What is needed —
Search the records below for "value"; copy each line that has it.
START Given data
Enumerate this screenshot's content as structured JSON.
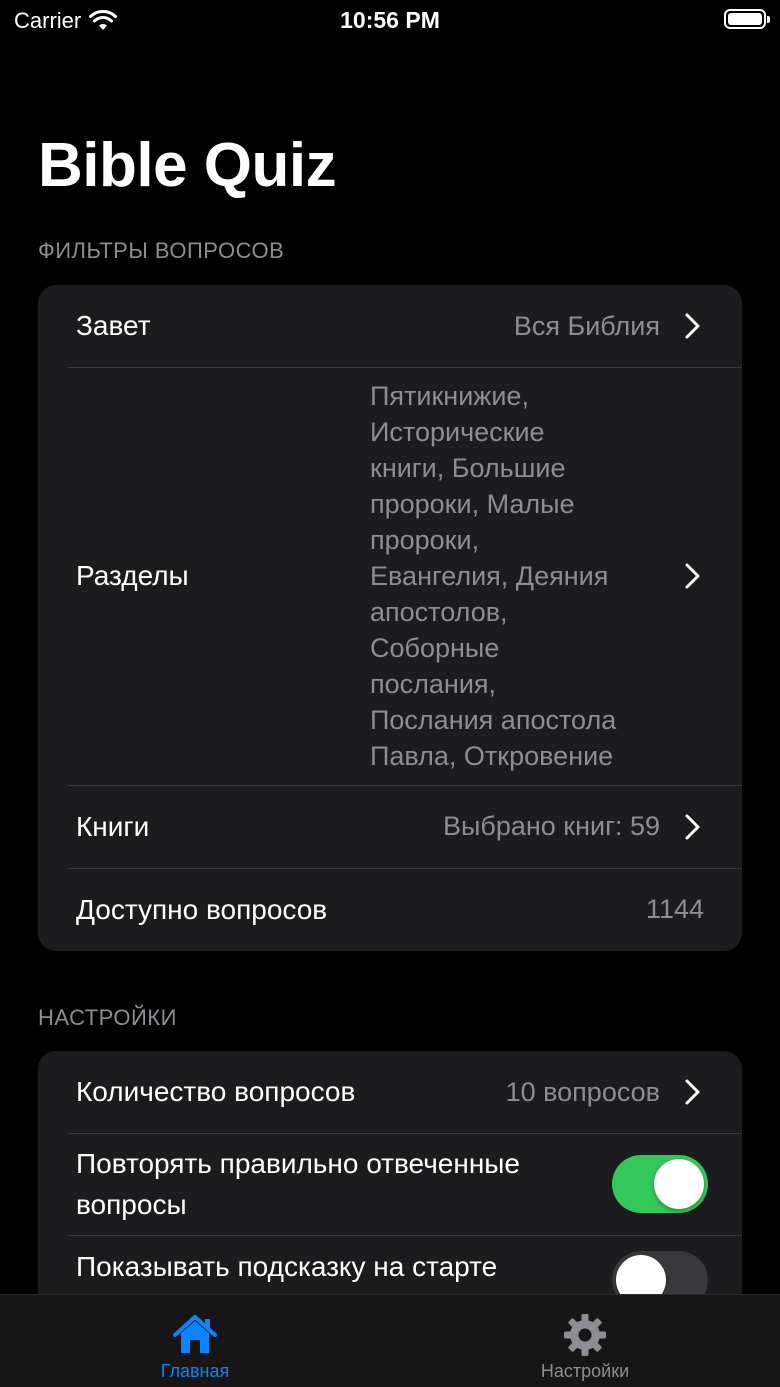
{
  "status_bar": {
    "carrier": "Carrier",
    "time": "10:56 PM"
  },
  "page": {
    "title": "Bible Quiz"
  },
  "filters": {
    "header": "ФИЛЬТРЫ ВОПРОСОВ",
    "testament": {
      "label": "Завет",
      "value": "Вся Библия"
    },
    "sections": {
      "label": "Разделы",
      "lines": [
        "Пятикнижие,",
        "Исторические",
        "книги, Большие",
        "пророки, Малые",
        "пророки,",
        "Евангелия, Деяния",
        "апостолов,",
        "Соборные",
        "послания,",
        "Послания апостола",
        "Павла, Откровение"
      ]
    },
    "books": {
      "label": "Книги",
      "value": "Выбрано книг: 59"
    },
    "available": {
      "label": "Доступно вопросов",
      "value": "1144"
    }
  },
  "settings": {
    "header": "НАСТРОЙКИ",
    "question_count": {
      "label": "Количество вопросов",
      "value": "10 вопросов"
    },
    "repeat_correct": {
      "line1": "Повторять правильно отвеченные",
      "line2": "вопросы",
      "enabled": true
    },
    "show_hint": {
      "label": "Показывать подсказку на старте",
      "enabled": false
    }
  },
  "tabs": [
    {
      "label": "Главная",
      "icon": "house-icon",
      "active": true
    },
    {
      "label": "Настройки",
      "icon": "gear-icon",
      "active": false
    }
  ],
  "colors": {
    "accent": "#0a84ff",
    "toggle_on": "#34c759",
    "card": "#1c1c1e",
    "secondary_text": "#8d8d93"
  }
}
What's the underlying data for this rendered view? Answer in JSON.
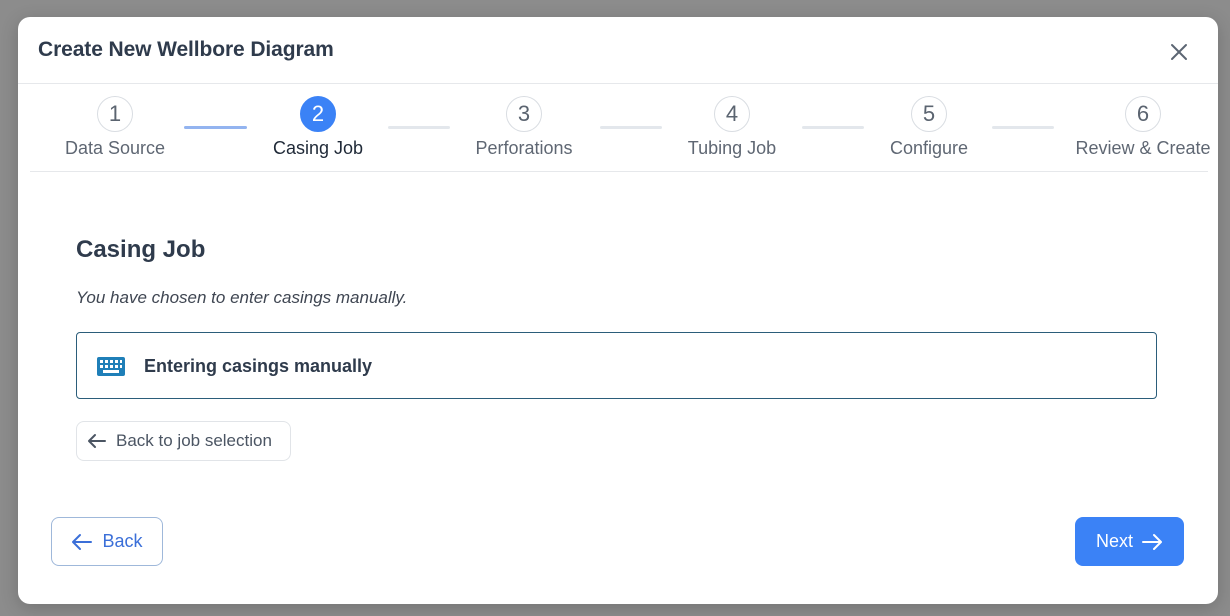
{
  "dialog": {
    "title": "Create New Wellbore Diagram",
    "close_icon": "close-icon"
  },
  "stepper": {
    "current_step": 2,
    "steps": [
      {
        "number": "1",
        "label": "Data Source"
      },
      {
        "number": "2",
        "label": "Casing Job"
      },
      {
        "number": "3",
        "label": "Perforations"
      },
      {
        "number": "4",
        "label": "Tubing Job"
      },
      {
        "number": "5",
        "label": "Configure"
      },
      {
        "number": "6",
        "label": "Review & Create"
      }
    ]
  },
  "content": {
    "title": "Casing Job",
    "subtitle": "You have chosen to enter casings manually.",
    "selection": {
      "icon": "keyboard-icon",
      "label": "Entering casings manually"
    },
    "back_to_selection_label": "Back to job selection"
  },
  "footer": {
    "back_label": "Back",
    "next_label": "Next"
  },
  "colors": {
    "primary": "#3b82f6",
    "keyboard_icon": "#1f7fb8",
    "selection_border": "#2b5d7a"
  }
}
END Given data
Response box —
      "value": "Вся Библия"
      "value": "Выбрано книг: 59"
      "value": "1144"
      "value": "10 вопросов"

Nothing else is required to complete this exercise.